2/3 teaspoons chat masala (see note)
1/2 teaspoon turmeric
1/2 teaspoon cayenne
pinch of asafetida
2/3 teaspoon sea salt
olive oil for brushing

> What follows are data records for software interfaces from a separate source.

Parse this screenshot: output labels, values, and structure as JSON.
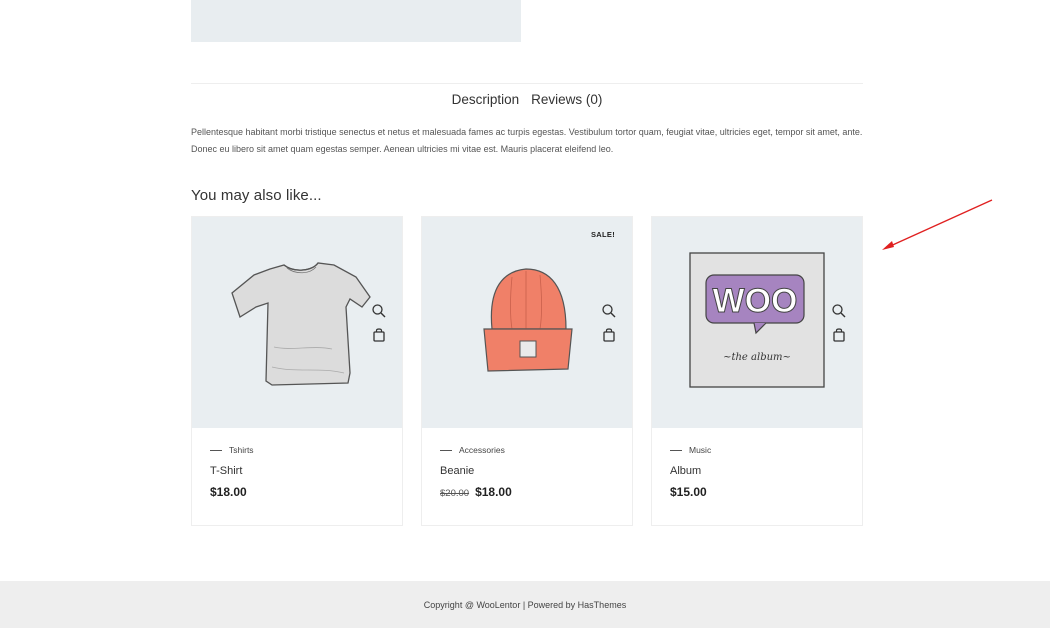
{
  "tabs": {
    "description": "Description",
    "reviews": "Reviews (0)"
  },
  "description_text": "Pellentesque habitant morbi tristique senectus et netus et malesuada fames ac turpis egestas. Vestibulum tortor quam, feugiat vitae, ultricies eget, tempor sit amet, ante. Donec eu libero sit amet quam egestas semper. Aenean ultricies mi vitae est. Mauris placerat eleifend leo.",
  "related": {
    "title": "You may also like...",
    "products": [
      {
        "category": "Tshirts",
        "name": "T-Shirt",
        "price": "$18.00",
        "old_price": "",
        "badge": "",
        "icon": "tshirt-image"
      },
      {
        "category": "Accessories",
        "name": "Beanie",
        "price": "$18.00",
        "old_price": "$20.00",
        "badge": "SALE!",
        "icon": "beanie-image"
      },
      {
        "category": "Music",
        "name": "Album",
        "price": "$15.00",
        "old_price": "",
        "badge": "",
        "icon": "album-image",
        "album_logo": "WOO",
        "album_subtitle": "~the album~"
      }
    ]
  },
  "footer": {
    "copyright": "Copyright @ WooLentor | Powered by HasThemes"
  },
  "colors": {
    "thumb_bg": "#e9eef1",
    "annotation_arrow": "#e02020",
    "footer_bg": "#eeeeee"
  }
}
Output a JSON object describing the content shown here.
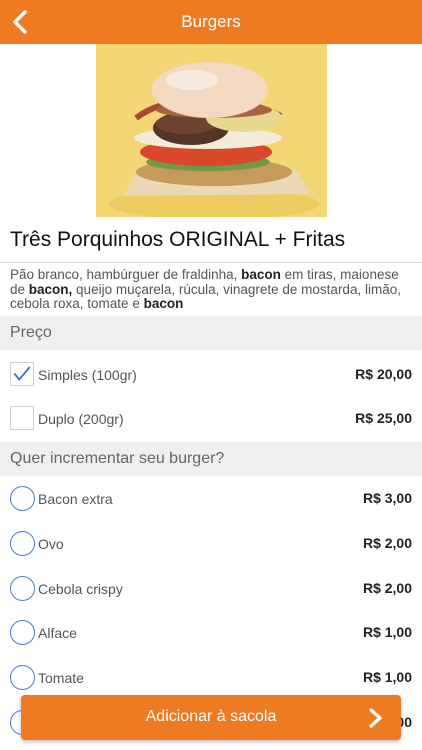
{
  "header": {
    "title": "Burgers",
    "back_icon": "chevron-left-icon"
  },
  "product": {
    "name": "Três Porquinhos ORIGINAL + Fritas",
    "description_parts": [
      {
        "text": "Pão branco, hambúrguer de fraldinha, ",
        "bold": false
      },
      {
        "text": "bacon",
        "bold": true
      },
      {
        "text": " em tiras, maionese de ",
        "bold": false
      },
      {
        "text": "bacon,",
        "bold": true
      },
      {
        "text": " queijo muçarela, rúcula, vinagrete de mostarda, limão, cebola roxa, tomate e ",
        "bold": false
      },
      {
        "text": "bacon",
        "bold": true
      }
    ]
  },
  "price_section": {
    "title": "Preço",
    "options": [
      {
        "label": "Simples (100gr)",
        "price": "R$ 20,00",
        "checked": true
      },
      {
        "label": "Duplo (200gr)",
        "price": "R$ 25,00",
        "checked": false
      }
    ]
  },
  "extras_section": {
    "title": "Quer incrementar seu burger?",
    "options": [
      {
        "label": "Bacon extra",
        "price": "R$ 3,00"
      },
      {
        "label": "Ovo",
        "price": "R$ 2,00"
      },
      {
        "label": "Cebola crispy",
        "price": "R$ 2,00"
      },
      {
        "label": "Alface",
        "price": "R$ 1,00"
      },
      {
        "label": "Tomate",
        "price": "R$ 1,00"
      }
    ],
    "partial_price": "00"
  },
  "cta": {
    "label": "Adicionar à sacola",
    "icon": "chevron-right-icon"
  },
  "colors": {
    "accent": "#ee7a22",
    "radio": "#4a7bd4",
    "section_bg": "#efefef"
  }
}
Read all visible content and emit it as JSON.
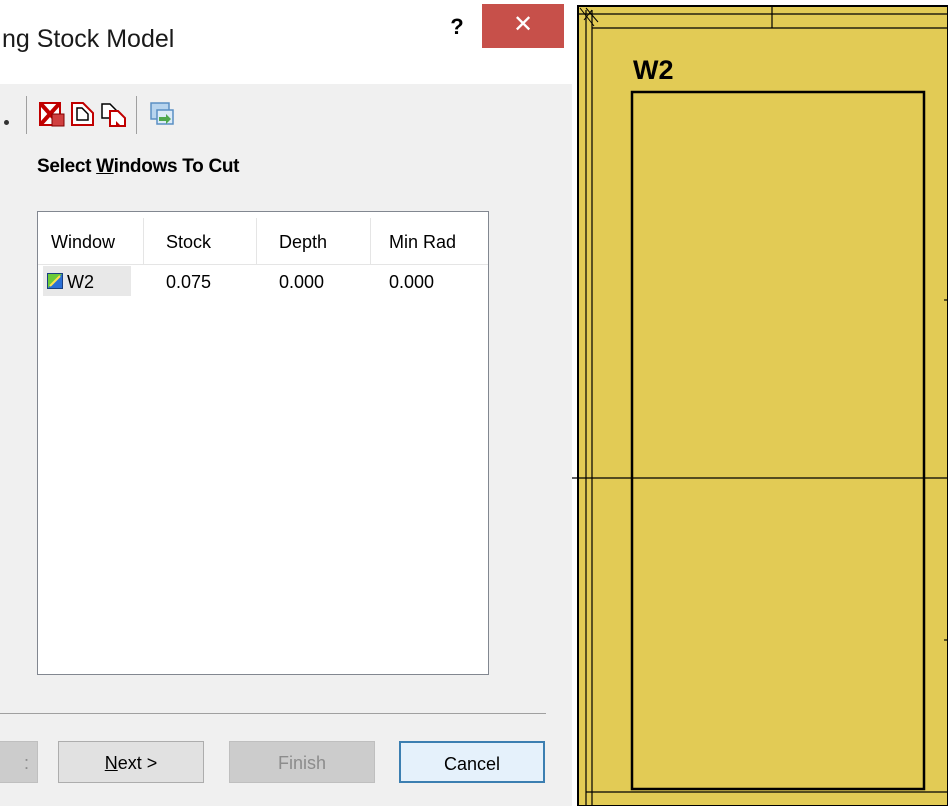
{
  "dialog": {
    "title": "ng Stock Model",
    "help_label": "?",
    "close_label": "✕",
    "toolbar": {
      "icons": [
        "delete-red-icon",
        "shape-outline-icon",
        "copy-shape-icon",
        "import-icon"
      ]
    },
    "section_prefix": "Select ",
    "section_underlined": "W",
    "section_suffix": "indows To Cut",
    "table": {
      "columns": [
        "Window",
        "Stock",
        "Depth",
        "Min Rad"
      ],
      "rows": [
        {
          "window": "W2",
          "stock": "0.075",
          "depth": "0.000",
          "min_rad": "0.000"
        }
      ]
    },
    "buttons": {
      "back_partial": ":",
      "next_underlined": "N",
      "next_rest": "ext >",
      "finish": "Finish",
      "cancel": "Cancel"
    }
  },
  "viewport": {
    "label": "W2",
    "fill_color": "#e2cb55"
  }
}
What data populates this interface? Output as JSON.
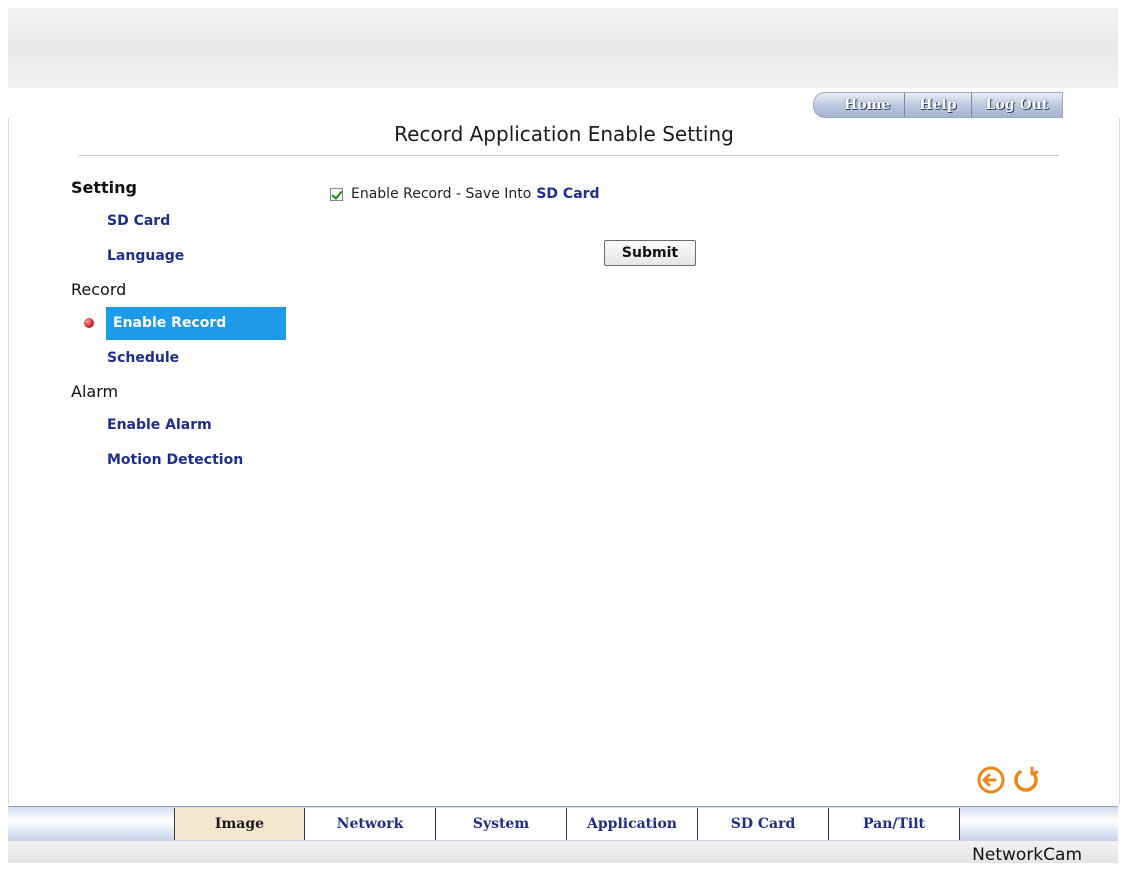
{
  "top_nav": {
    "home": "Home",
    "help": "Help",
    "logout": "Log Out"
  },
  "page": {
    "title": "Record Application Enable Setting"
  },
  "sidebar": {
    "groups": [
      {
        "header": "Setting",
        "items": [
          "SD Card",
          "Language"
        ]
      },
      {
        "header": "Record",
        "items": [
          "Enable Record",
          "Schedule"
        ],
        "active": "Enable Record"
      },
      {
        "header": "Alarm",
        "items": [
          "Enable Alarm",
          "Motion Detection"
        ]
      }
    ]
  },
  "content": {
    "enable_checkbox_checked": true,
    "enable_label": "Enable Record - Save Into",
    "enable_label_link": "SD Card",
    "submit_label": "Submit"
  },
  "bottom_nav": {
    "tabs": [
      "Image",
      "Network",
      "System",
      "Application",
      "SD Card",
      "Pan/Tilt"
    ],
    "active": "Image"
  },
  "footer": {
    "brand": "NetworkCam"
  },
  "colors": {
    "accent_active": "#1e9be8",
    "link": "#1d2f8c",
    "icon_orange": "#e8891a"
  },
  "icons": {
    "back": "back-arrow-icon",
    "refresh": "refresh-icon",
    "bullet": "red-bullet-icon"
  }
}
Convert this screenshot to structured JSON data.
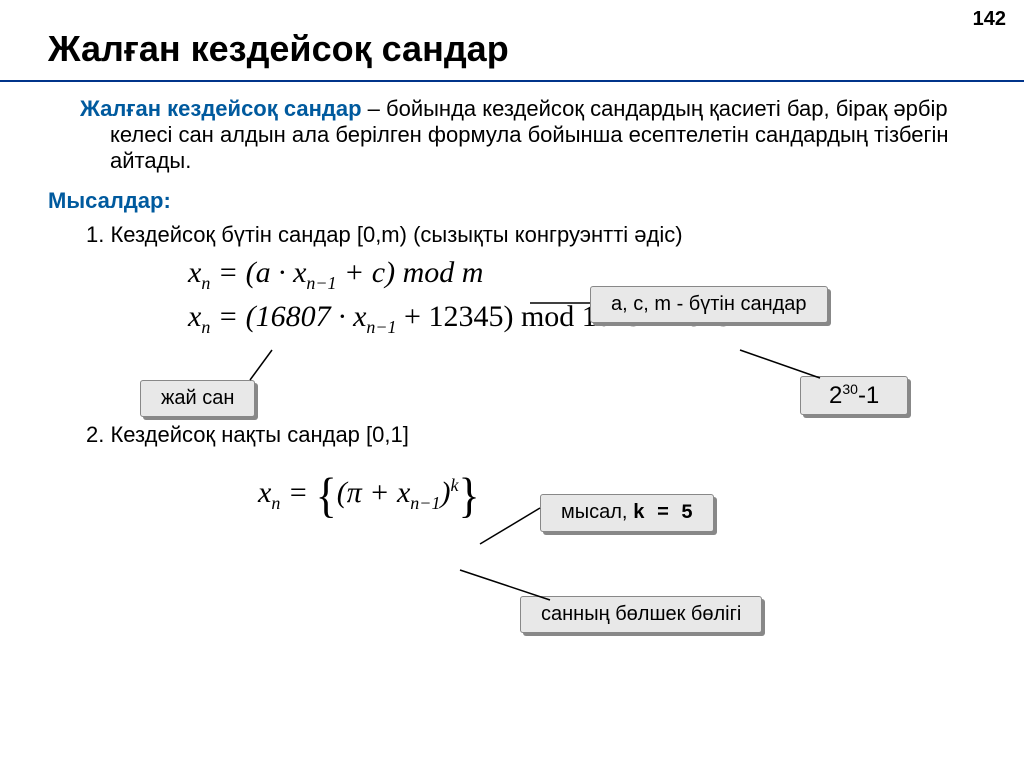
{
  "page_number": "142",
  "title": "Жалған кездейсоқ сандар",
  "definition": {
    "term": "Жалған кездейсоқ сандар",
    "text": " – бойында кездейсоқ сандардың қасиеті бар, бірақ әрбір келесі сан алдын ала берілген формула бойынша есептелетін сандардың тізбегін айтады."
  },
  "examples_label": "Мысалдар:",
  "item1_text": "1.  Кездейсоқ бүтін сандар [0,m) (сызықты конгруэнтті әдіс)",
  "formula1a": {
    "prefix": "x",
    "sub1": "n",
    "eq": " = (a · x",
    "sub2": "n−1",
    "tail": " + c)   mod  ",
    "mvar": "m"
  },
  "formula1b": {
    "prefix": "x",
    "sub1": "n",
    "eq": " = (16807 · x",
    "sub2": "n−1",
    "tail": " + 12345)   mod 1073741823"
  },
  "callout1": "a, c, m - бүтін сандар",
  "callout2": "жай сан",
  "callout3": {
    "base": "2",
    "sup": "30",
    "suffix": "-1"
  },
  "item2_text": "2.  Кездейсоқ нақты сандар [0,1]",
  "formula2": {
    "prefix": "x",
    "sub1": "n",
    "mid_a": " = ",
    "mid_b": "(π + x",
    "sub2": "n−1",
    "tail": ")",
    "sup": "k"
  },
  "callout4": {
    "pre": "мысал,  ",
    "code": "k = 5"
  },
  "callout5": "санның бөлшек бөлігі"
}
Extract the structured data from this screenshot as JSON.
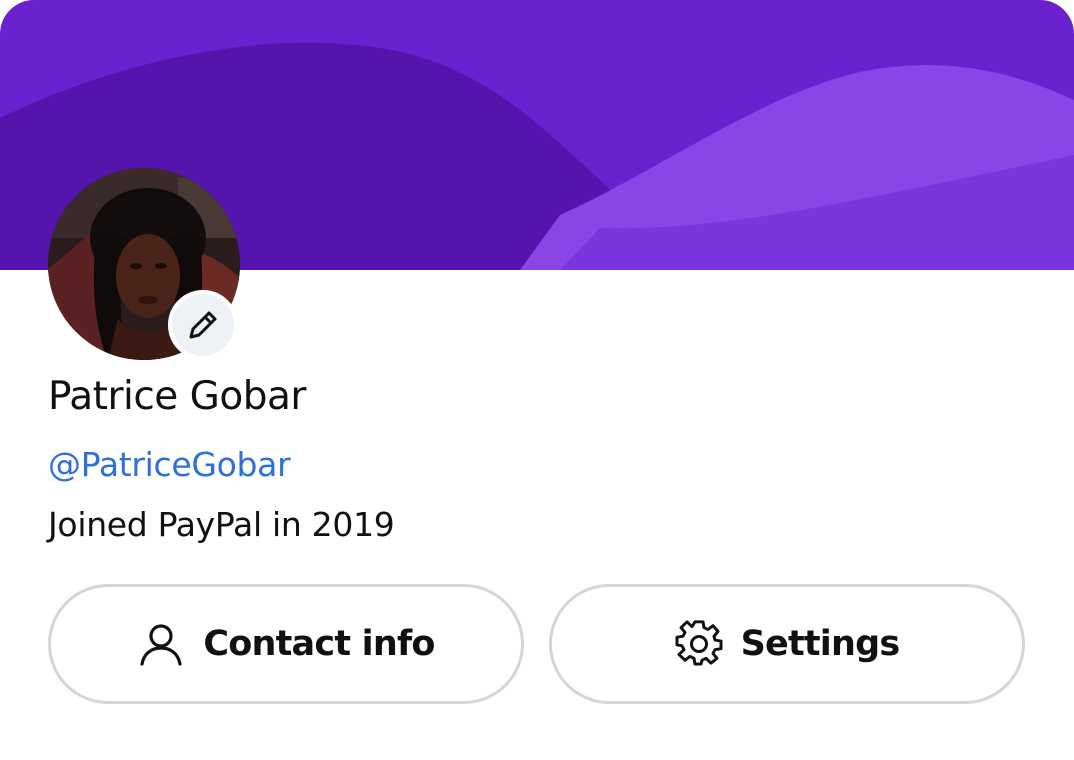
{
  "profile": {
    "name": "Patrice Gobar",
    "handle": "@PatriceGobar",
    "joined": "Joined PayPal in 2019"
  },
  "actions": {
    "contact_label": "Contact info",
    "settings_label": "Settings"
  },
  "icons": {
    "avatar_edit": "pencil-icon",
    "contact": "person-icon",
    "settings": "gear-icon"
  },
  "colors": {
    "banner_primary": "#6a22d0",
    "banner_dark": "#5515ad",
    "banner_light": "#8a45e6",
    "link": "#2f6fd8",
    "button_border": "#d5d5d5"
  }
}
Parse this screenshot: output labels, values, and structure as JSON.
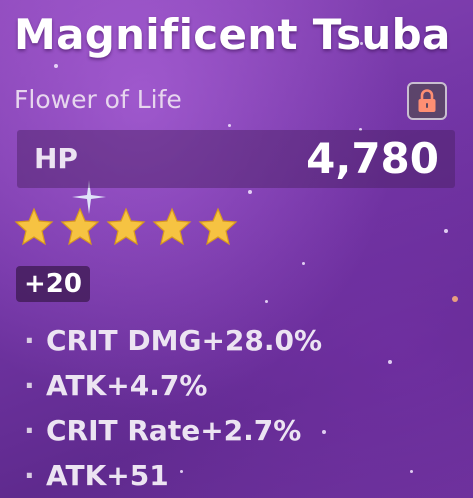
{
  "artifact": {
    "name": "Magnificent Tsuba",
    "slot": "Flower of Life",
    "main_stat": {
      "label": "HP",
      "value": "4,780"
    },
    "rarity_stars": 5,
    "level": "+20",
    "substats": [
      {
        "text": "CRIT DMG+28.0%"
      },
      {
        "text": "ATK+4.7%"
      },
      {
        "text": "CRIT Rate+2.7%"
      },
      {
        "text": "ATK+51"
      }
    ],
    "bullet": "·"
  },
  "icons": {
    "lock": "lock-icon",
    "star": "star-icon"
  },
  "colors": {
    "star": "#f6c342",
    "lock": "#ff8f73"
  }
}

Scrub the potatoes, pierce with a fork, and bake in a 400° oven for 1 hour or until fork tender. Remove from heat and let cool. When the baked potatoes are cool, slice in half lengthwise and gently scoop out the center into a medium bowl, leaving roughly 1/4-inch of the potato in the skin. Mash the scooped out potato with the cream, vegetable stock or water. If using fresh peas, boil them with some water in a small saucepan for a minute or two until just tender. If using frozen peas, just rinse in a strainer briefly. Set aside. Heat the oil in a heavy-bottomed frying pan over medium heat. When hot, add the mustard seeds and cumin seeds to the pan. Stir for 30 to 60 seconds or until the mustard seeds turn grey and begin to splutter and pop. Now add the onions and carrots and cook, stirring frequently, for 10 minutes or until the onion begins to brown. Add the garlic, chilies or jalapeños, and ginger to the pan and stir for 1 minute. Now add the spices and salt and stir for 1 minute. Add a tablespoon of water to deglaze the pan, then add the mashed potatoes and cook, stirring often, until the potato is heated throughout. Add more cream or water if the mixture seems too dry. Stir in the peas and cook for another few minutes. If you are adding lemon juice instead of chat masala, stir it in now (see note below). Remove from heat. Line a baking sheet with parchment paper and preheat an oven to 400°. Brush the potato shells with some olive oil and transfer the mashed potato mixture to the shells, pressing the filling down gently with a wooden spoon until the mixture sits firmly.

Bake the stuffed potatoes for 20 to 30 minutes or until the tops are lightly browned. Remove from heat, let cool for 5 to 10 minutes, and serve hot, topped with your favorite chutney and garnished with fresh parsley and finely chopped chives if desired.
Note: If you don’t have chat masala powder on hand, use fresh lemon juice from one small lemon and add when the potatoes and peas are heated throughout in the frying pan.

Makes 2 servings

Cranberry Apple Casserole from Chris           

1 & 1/2 c peeled, sliced tart apples
1 c fresh cranberries
1/2 c sugar, white
1/4 c chopped nuts
1/2 c uncooked oatmeal
1/4 c brown sugar
1/4 c melted butter
1/8 c flour

Mix first apples, cranberries, and white sugar. Pour into greased 8×8″ baking dish. Blend oatmeal, brown sugar, butter, and flour. Sprinkle nuts on top.  Bake 40-45 minutes at 350 degrees.

Pumpkin Cheesecake with Caramel Swirl from Alex’s Mom

1 1/2 cups gingersnap cookies
1 1/2 cups toasted pecans
1/4 cup brown sugar
1/4 cups melted butter

Preheat oven to 350 degrees.  Lightly grease 9 inch springform pan. Wrap outside of pan in aluminum foil.
Finely grind cookies, pecans and brown sugar in food processor. add butter and blend.  Spread and press crumbs onto bottom and partially up sides of pan.

4 8 oz. pkgs cream cheese , room temperature
1 2/3 cups sugar
1 1/2 cups of pumpkin puree ( 1 12 oz canned pumpkin)
4 TBS whipping cream
1 tsp cinnamon
1 tsp allspice
4 eggs

Beat cream cheese and sugar til light and fluffy. Reserve 1 cup and refrigerate for topping.  Add whipping cream, spices, pumpkin- mix well. Beat in 1 egg at a time.  Pour into crust.  Bake approximately 1 hour and 15 minutes or until cheesecake center moves only slightly when shaken. Open oven slightly and leave cake in oven for 30 minutes.  Run sharp knife around cake pan sides to loosen cake and cool on counter before covering tightly and placing in fridge overnight or at lease 8 hours before serving.

1 cup reserved cream cheese mixture, room temperature
5 TBS whipping cream
Mix well

Caramel Sauce  (**easier version- buy caramel topping for ice cream)
1 cup brown sugar
2TBS water
1/2 cup butter
1 tsp vanilla
1TBS cream

Boil sugar and water stirring constantly until smooth, approx 5 minutes on medium to low heat.  Add butter, return to boil.  Stir in cream and vanilla. Cool before use.

Remove cheesecake from fridge. Release and remove sides of pan. Spread cream cheese topping onto cake. Pour caramel sauce in lines on top. Use knife to swirl caramel sauce. Serve residual sauce with cake.

Dog (not in focus) licks itself and sitting in front of big tast